Repeat the entries exactly, keeping every line as it is.

_Information shown_:
---+---

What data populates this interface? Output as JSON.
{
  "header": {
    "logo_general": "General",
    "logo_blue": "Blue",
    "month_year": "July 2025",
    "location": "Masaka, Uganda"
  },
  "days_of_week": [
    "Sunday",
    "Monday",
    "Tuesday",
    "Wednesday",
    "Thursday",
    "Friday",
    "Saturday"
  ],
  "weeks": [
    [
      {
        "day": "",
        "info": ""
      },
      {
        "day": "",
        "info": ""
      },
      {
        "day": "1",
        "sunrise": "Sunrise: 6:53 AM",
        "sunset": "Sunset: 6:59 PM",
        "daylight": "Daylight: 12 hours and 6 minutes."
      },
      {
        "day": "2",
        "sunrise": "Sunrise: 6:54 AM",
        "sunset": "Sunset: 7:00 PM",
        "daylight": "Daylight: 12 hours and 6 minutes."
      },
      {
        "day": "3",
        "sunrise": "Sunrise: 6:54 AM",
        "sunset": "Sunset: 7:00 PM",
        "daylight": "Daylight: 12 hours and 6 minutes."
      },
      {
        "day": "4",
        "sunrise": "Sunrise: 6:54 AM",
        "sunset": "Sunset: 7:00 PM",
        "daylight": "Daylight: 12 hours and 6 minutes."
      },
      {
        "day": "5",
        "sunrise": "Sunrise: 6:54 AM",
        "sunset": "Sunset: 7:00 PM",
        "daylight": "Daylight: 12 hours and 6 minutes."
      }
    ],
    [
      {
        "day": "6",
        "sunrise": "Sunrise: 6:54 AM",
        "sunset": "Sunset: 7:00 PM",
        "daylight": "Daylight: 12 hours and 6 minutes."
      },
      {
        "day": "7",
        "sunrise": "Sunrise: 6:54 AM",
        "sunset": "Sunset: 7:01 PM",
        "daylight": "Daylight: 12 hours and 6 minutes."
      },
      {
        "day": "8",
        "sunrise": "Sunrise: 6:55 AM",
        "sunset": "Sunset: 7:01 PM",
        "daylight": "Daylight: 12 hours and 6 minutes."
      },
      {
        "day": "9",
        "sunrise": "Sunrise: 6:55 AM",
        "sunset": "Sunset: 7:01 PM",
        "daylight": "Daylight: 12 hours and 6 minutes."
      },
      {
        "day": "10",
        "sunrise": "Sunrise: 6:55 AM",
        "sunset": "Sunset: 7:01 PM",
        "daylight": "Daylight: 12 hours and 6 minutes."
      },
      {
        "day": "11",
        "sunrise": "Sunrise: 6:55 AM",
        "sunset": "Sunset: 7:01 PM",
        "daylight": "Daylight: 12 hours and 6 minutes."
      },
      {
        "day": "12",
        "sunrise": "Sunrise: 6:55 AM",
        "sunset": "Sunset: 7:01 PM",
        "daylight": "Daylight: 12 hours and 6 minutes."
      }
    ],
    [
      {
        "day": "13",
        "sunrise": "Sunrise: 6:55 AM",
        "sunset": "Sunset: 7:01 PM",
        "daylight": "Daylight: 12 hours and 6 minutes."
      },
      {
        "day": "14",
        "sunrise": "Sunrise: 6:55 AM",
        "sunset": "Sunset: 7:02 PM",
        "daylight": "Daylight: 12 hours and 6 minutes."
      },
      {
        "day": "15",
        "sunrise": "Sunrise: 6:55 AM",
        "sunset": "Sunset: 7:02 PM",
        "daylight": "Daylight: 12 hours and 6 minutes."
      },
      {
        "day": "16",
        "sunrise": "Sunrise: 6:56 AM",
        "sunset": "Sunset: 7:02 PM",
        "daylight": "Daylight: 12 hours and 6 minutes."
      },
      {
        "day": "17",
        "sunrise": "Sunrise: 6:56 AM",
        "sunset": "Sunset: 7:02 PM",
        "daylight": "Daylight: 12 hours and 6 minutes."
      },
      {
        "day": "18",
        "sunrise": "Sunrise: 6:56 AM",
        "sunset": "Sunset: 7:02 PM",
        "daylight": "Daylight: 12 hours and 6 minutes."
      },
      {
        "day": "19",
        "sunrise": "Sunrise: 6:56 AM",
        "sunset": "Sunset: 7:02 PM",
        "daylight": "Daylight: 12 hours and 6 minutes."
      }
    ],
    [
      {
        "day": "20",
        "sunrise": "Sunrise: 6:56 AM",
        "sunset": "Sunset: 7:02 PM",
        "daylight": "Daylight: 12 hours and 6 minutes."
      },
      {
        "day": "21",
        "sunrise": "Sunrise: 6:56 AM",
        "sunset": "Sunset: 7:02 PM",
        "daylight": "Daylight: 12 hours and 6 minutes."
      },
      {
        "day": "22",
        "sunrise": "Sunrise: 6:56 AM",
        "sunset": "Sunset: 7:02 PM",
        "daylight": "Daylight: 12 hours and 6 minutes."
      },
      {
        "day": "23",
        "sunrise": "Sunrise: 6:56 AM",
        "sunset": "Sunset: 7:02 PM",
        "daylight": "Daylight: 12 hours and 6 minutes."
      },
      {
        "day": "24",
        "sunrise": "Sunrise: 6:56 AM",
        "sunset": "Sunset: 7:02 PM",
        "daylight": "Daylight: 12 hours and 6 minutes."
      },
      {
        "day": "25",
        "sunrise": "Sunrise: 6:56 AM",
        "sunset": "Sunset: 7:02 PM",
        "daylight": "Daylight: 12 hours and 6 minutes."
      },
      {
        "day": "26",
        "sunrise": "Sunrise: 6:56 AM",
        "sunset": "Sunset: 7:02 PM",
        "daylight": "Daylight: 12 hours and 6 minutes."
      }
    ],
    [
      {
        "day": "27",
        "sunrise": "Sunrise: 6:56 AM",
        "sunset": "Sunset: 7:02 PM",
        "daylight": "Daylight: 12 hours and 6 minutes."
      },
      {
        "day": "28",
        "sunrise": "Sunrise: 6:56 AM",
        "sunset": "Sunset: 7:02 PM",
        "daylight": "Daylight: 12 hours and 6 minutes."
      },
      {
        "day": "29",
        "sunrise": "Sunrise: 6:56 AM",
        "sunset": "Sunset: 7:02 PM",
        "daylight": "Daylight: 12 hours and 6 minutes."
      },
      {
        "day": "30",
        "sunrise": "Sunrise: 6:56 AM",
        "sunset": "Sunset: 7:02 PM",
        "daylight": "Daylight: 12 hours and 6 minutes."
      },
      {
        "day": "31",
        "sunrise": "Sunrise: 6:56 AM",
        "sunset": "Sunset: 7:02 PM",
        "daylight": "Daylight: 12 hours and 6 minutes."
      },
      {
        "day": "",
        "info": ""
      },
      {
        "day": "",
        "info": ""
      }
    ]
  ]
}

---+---

_Written response_:
What data populates this interface? Output as JSON.
{
  "header": {
    "logo_general": "General",
    "logo_blue": "Blue",
    "month_year": "July 2025",
    "location": "Masaka, Uganda"
  },
  "days_of_week": [
    "Sunday",
    "Monday",
    "Tuesday",
    "Wednesday",
    "Thursday",
    "Friday",
    "Saturday"
  ],
  "weeks": [
    [
      {
        "day": "",
        "info": ""
      },
      {
        "day": "",
        "info": ""
      },
      {
        "day": "1",
        "sunrise": "Sunrise: 6:53 AM",
        "sunset": "Sunset: 6:59 PM",
        "daylight": "Daylight: 12 hours and 6 minutes."
      },
      {
        "day": "2",
        "sunrise": "Sunrise: 6:54 AM",
        "sunset": "Sunset: 7:00 PM",
        "daylight": "Daylight: 12 hours and 6 minutes."
      },
      {
        "day": "3",
        "sunrise": "Sunrise: 6:54 AM",
        "sunset": "Sunset: 7:00 PM",
        "daylight": "Daylight: 12 hours and 6 minutes."
      },
      {
        "day": "4",
        "sunrise": "Sunrise: 6:54 AM",
        "sunset": "Sunset: 7:00 PM",
        "daylight": "Daylight: 12 hours and 6 minutes."
      },
      {
        "day": "5",
        "sunrise": "Sunrise: 6:54 AM",
        "sunset": "Sunset: 7:00 PM",
        "daylight": "Daylight: 12 hours and 6 minutes."
      }
    ],
    [
      {
        "day": "6",
        "sunrise": "Sunrise: 6:54 AM",
        "sunset": "Sunset: 7:00 PM",
        "daylight": "Daylight: 12 hours and 6 minutes."
      },
      {
        "day": "7",
        "sunrise": "Sunrise: 6:54 AM",
        "sunset": "Sunset: 7:01 PM",
        "daylight": "Daylight: 12 hours and 6 minutes."
      },
      {
        "day": "8",
        "sunrise": "Sunrise: 6:55 AM",
        "sunset": "Sunset: 7:01 PM",
        "daylight": "Daylight: 12 hours and 6 minutes."
      },
      {
        "day": "9",
        "sunrise": "Sunrise: 6:55 AM",
        "sunset": "Sunset: 7:01 PM",
        "daylight": "Daylight: 12 hours and 6 minutes."
      },
      {
        "day": "10",
        "sunrise": "Sunrise: 6:55 AM",
        "sunset": "Sunset: 7:01 PM",
        "daylight": "Daylight: 12 hours and 6 minutes."
      },
      {
        "day": "11",
        "sunrise": "Sunrise: 6:55 AM",
        "sunset": "Sunset: 7:01 PM",
        "daylight": "Daylight: 12 hours and 6 minutes."
      },
      {
        "day": "12",
        "sunrise": "Sunrise: 6:55 AM",
        "sunset": "Sunset: 7:01 PM",
        "daylight": "Daylight: 12 hours and 6 minutes."
      }
    ],
    [
      {
        "day": "13",
        "sunrise": "Sunrise: 6:55 AM",
        "sunset": "Sunset: 7:01 PM",
        "daylight": "Daylight: 12 hours and 6 minutes."
      },
      {
        "day": "14",
        "sunrise": "Sunrise: 6:55 AM",
        "sunset": "Sunset: 7:02 PM",
        "daylight": "Daylight: 12 hours and 6 minutes."
      },
      {
        "day": "15",
        "sunrise": "Sunrise: 6:55 AM",
        "sunset": "Sunset: 7:02 PM",
        "daylight": "Daylight: 12 hours and 6 minutes."
      },
      {
        "day": "16",
        "sunrise": "Sunrise: 6:56 AM",
        "sunset": "Sunset: 7:02 PM",
        "daylight": "Daylight: 12 hours and 6 minutes."
      },
      {
        "day": "17",
        "sunrise": "Sunrise: 6:56 AM",
        "sunset": "Sunset: 7:02 PM",
        "daylight": "Daylight: 12 hours and 6 minutes."
      },
      {
        "day": "18",
        "sunrise": "Sunrise: 6:56 AM",
        "sunset": "Sunset: 7:02 PM",
        "daylight": "Daylight: 12 hours and 6 minutes."
      },
      {
        "day": "19",
        "sunrise": "Sunrise: 6:56 AM",
        "sunset": "Sunset: 7:02 PM",
        "daylight": "Daylight: 12 hours and 6 minutes."
      }
    ],
    [
      {
        "day": "20",
        "sunrise": "Sunrise: 6:56 AM",
        "sunset": "Sunset: 7:02 PM",
        "daylight": "Daylight: 12 hours and 6 minutes."
      },
      {
        "day": "21",
        "sunrise": "Sunrise: 6:56 AM",
        "sunset": "Sunset: 7:02 PM",
        "daylight": "Daylight: 12 hours and 6 minutes."
      },
      {
        "day": "22",
        "sunrise": "Sunrise: 6:56 AM",
        "sunset": "Sunset: 7:02 PM",
        "daylight": "Daylight: 12 hours and 6 minutes."
      },
      {
        "day": "23",
        "sunrise": "Sunrise: 6:56 AM",
        "sunset": "Sunset: 7:02 PM",
        "daylight": "Daylight: 12 hours and 6 minutes."
      },
      {
        "day": "24",
        "sunrise": "Sunrise: 6:56 AM",
        "sunset": "Sunset: 7:02 PM",
        "daylight": "Daylight: 12 hours and 6 minutes."
      },
      {
        "day": "25",
        "sunrise": "Sunrise: 6:56 AM",
        "sunset": "Sunset: 7:02 PM",
        "daylight": "Daylight: 12 hours and 6 minutes."
      },
      {
        "day": "26",
        "sunrise": "Sunrise: 6:56 AM",
        "sunset": "Sunset: 7:02 PM",
        "daylight": "Daylight: 12 hours and 6 minutes."
      }
    ],
    [
      {
        "day": "27",
        "sunrise": "Sunrise: 6:56 AM",
        "sunset": "Sunset: 7:02 PM",
        "daylight": "Daylight: 12 hours and 6 minutes."
      },
      {
        "day": "28",
        "sunrise": "Sunrise: 6:56 AM",
        "sunset": "Sunset: 7:02 PM",
        "daylight": "Daylight: 12 hours and 6 minutes."
      },
      {
        "day": "29",
        "sunrise": "Sunrise: 6:56 AM",
        "sunset": "Sunset: 7:02 PM",
        "daylight": "Daylight: 12 hours and 6 minutes."
      },
      {
        "day": "30",
        "sunrise": "Sunrise: 6:56 AM",
        "sunset": "Sunset: 7:02 PM",
        "daylight": "Daylight: 12 hours and 6 minutes."
      },
      {
        "day": "31",
        "sunrise": "Sunrise: 6:56 AM",
        "sunset": "Sunset: 7:02 PM",
        "daylight": "Daylight: 12 hours and 6 minutes."
      },
      {
        "day": "",
        "info": ""
      },
      {
        "day": "",
        "info": ""
      }
    ]
  ]
}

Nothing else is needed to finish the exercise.